Two years of growing farm-to-school movement, Food Corps member says farewell

Food Corp member, Alyssa Charney gives one of her last lessons at the youth garden to a group from the Children's Center, as she finishes her two years of service in Red Lodge.

Not only a good friend, but also an inspiration to the community of Red Lodge, Alyssa Charney, Food Corps member, says ‘goodbye.’ After two years of hard-work and service, introducing various ways to encourage local foods in the schools, Charney leaves with a myriad of accomplishments for next Food Corps member, Emily Howe to continue. From starting Red Lodge’s first youth garden to a organizing a successful farm camp, in addition to the many more achievements Charney leaves behind, Howe will have quite the shoes to fill.
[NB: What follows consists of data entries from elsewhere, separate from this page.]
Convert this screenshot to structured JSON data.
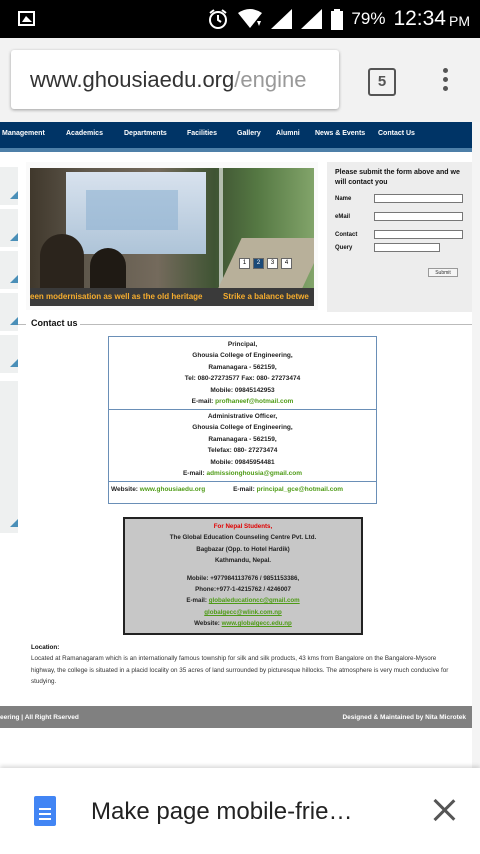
{
  "status_bar": {
    "battery": "79%",
    "time": "12:34",
    "ampm": "PM"
  },
  "browser": {
    "url_main": "www.ghousiaedu.org",
    "url_path": "/engine",
    "tab_count": "5"
  },
  "nav": {
    "items": [
      "Management",
      "Academics",
      "Departments",
      "Facilities",
      "Gallery",
      "Alumni",
      "News & Events",
      "Contact Us"
    ]
  },
  "slider": {
    "caption_left": "een modernisation as well as the old heritage",
    "caption_right": "Strike a balance betwe",
    "pages": [
      "1",
      "2",
      "3",
      "4"
    ],
    "active_page": "2"
  },
  "form": {
    "title": "Please submit the form above and we will contact you",
    "name_label": "Name",
    "email_label": "eMail",
    "contact_label": "Contact",
    "query_label": "Query",
    "submit_label": "Submit"
  },
  "contact": {
    "title": "Contact us",
    "principal": {
      "role": "Principal,",
      "college": "Ghousia College of Engineering,",
      "city": "Ramanagara - 562159,",
      "tel": "Tel: 080-27273577  Fax: 080- 27273474",
      "mobile": "Mobile: 09845142953",
      "email_label": "E-mail:",
      "email": "profhaneef@hotmail.com"
    },
    "admin": {
      "role": "Administrative Officer,",
      "college": "Ghousia College of Engineering,",
      "city": "Ramanagara - 562159,",
      "tel": "Telefax: 080- 27273474",
      "mobile": "Mobile: 09845954481",
      "email_label": "E-mail:",
      "email": "admissionghousia@gmail.com"
    },
    "website_label": "Website:",
    "website": "www.ghousiaedu.org",
    "website_email_label": "E-mail:",
    "website_email": "principal_gce@hotmail.com"
  },
  "nepal": {
    "heading": "For Nepal Students,",
    "org": "The Global Education Counseling Centre Pvt. Ltd.",
    "addr1": "Bagbazar (Opp. to Hotel Hardik)",
    "addr2": "Kathmandu, Nepal.",
    "mobile": "Mobile: +9779841137676 / 9851153386,",
    "phone": "Phone:+977-1-4215762 / 4246007",
    "email_label": "E-mail:",
    "email1": "globaleducationcc@gmail.com",
    "email2": "globalgecc@wlink.com.np",
    "website_label": "Website:",
    "website": "www.globalgecc.edu.np"
  },
  "location": {
    "label": "Location:",
    "text": "Located at Ramanagaram which is an internationally famous township for silk and silk products, 43 kms from Bangalore on the Bangalore-Mysore highway, the college is situated in a placid locality on 35 acres of land surrounded by picturesque hillocks. The atmosphere is very much conducive for studying."
  },
  "footer": {
    "left": "eering | All Right Rserved",
    "right": "Designed & Maintained by Nita Microtek"
  },
  "bottom_bar": {
    "text": "Make page mobile-frie…"
  }
}
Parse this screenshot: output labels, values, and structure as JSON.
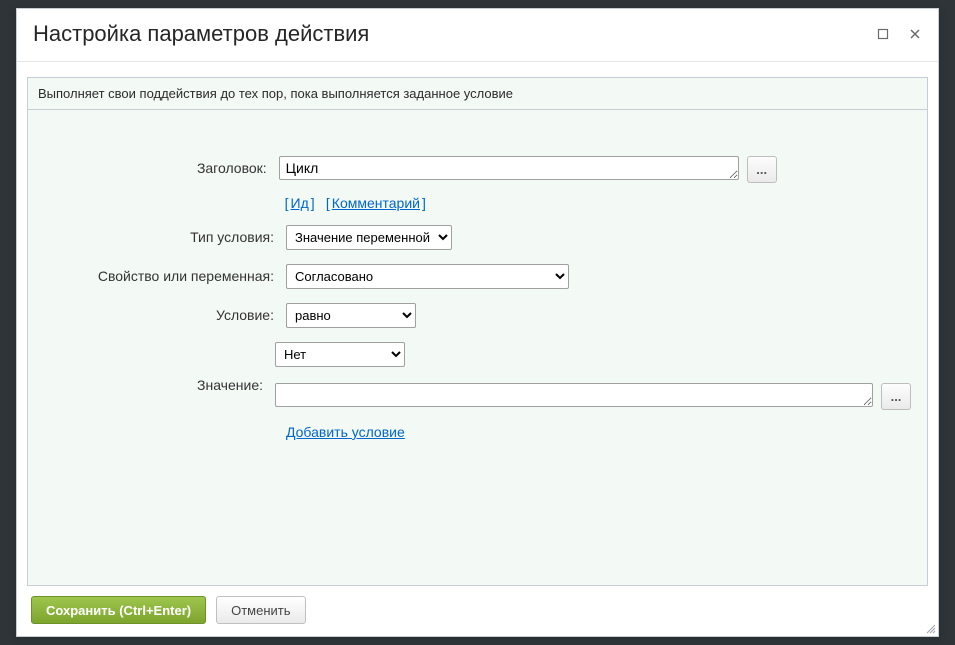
{
  "dialog": {
    "title": "Настройка параметров действия",
    "description": "Выполняет свои поддействия до тех пор, пока выполняется заданное условие"
  },
  "form": {
    "title_label": "Заголовок:",
    "title_value": "Цикл",
    "ellipsis": "...",
    "link_id": "Ид",
    "link_comment": "Комментарий",
    "type_label": "Тип условия:",
    "type_value": "Значение переменной",
    "var_label": "Свойство или переменная:",
    "var_value": "Согласовано",
    "cond_label": "Условие:",
    "cond_value": "равно",
    "value_label": "Значение:",
    "bool_value": "Нет",
    "text_value": "",
    "add_condition": "Добавить условие"
  },
  "footer": {
    "save": "Сохранить (Ctrl+Enter)",
    "cancel": "Отменить"
  }
}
Charney arrived in Red Lodge in 2011, with high hopes and the intent to further the communities’ understanding about the local farm to school movement, nutrition and the importance of local agriculture.

She had three goals in mind: to start a youth garden, bring local foods to the cafeteria and work directly in the classroom with students and teachers. Within two years, Charney, with help from the Red Lodge School District and Food Partnership Council saw all three to fruition. “I had a lot of fun. I hope that the kids will continue to get excited about eating healthy foods and growing foods and have a say in the process. I always wanted it to be something they wanted to do, rather than pressured to do. The biggest motivating factors were seeing the kids engaged and wanting to come back the next day,” Charney said.

Those who pass by the youth garden, located at the Old Roosevelt may have witnessed the accomplishments of Charney and volunteers, as the entire garden is flourishing with produce. At times, one could see Charney working with different children’s groups, teaching them about plants, compost and other garden topics, while creating a general interest about healthy foods in the young minds. Often the kids’ favorite part at the garden was taste testing Two years of growing farm-to-school movement, Food Corps member says farewell and identifying the new plants. “Overall the opportunity to work on a daily basis with such incredible and motivating people on a local a community level is wonderful. It’s great to so easily feel a part of a community and cross-collaborate with all different groups. I’m going to miss living in a beautiful place with great people,” Charney said.

By involving youth in process, Charney found them more likely to try foods they otherwise wouldn’t. During the winter, when the garden was covered with snow, Charney partnered with 1st and 3rd grade classes and held weekly cooking demonstrations, using healthy ingredients. Kale chips were often a popular item for kids, who at times brought the recipe home to share with their families.

Mr. Sager, whose 3rd graders often attended Charney’s healthy cooking demonstrations and were also very involved in the garden explained, “She introduced kids to different s t u f f t h e y n o r m a l l y wouldn’t have. She was very good about letting kids do the work and they were excited to do it. Alyssa taught them invaluable life lessons about where their food comes from and it was cool they got to see the process of watching things grow.”

Once Charney departs Aug. 12, new Food Corp member, Emily Howe will pick up where she left off, continuing to work with the schools and helping develop a procurement process that would further bring local foods into the schools on a routine basis. “I think there’s an exciting opportunity to develop the procurement side. There’s a lot of interest from producers and food service staff at all schools in the county. The challenge are the logistics and finding the best ways to distribute, store and price local food items,” Charney explained.

By reinforcing the momentum that Charney has instilled with students and teachers, she hopes the community and Howe can keep the local food movement going and growing. Originally from Boston, Charney will further her studies with a combined degree with a Masters in Public Health and Masters in Agriculture, Culture and Food Environment at the prestigious Tufts University. Post-graduation she plans to work towards encouraging agriculture and health policies at the federal level.

“I want to work to advocate for sustainable agricultural policies that fit the health of communities and the environment from the standpoint of non-profits and work to influence and shape federal policies,” Charney stated. From all of us in the community, we say farewell and good luck. Your smile, bouncy hair, and overall enthusiasm for local produce will be greatly missed. “She has so much experience in a vast way and she made it a point to do a lot of things. She leaves a really big hole,” said Polly Hawkings, who frequently worked with Charney in the garden and classroom on farm-to-school projects.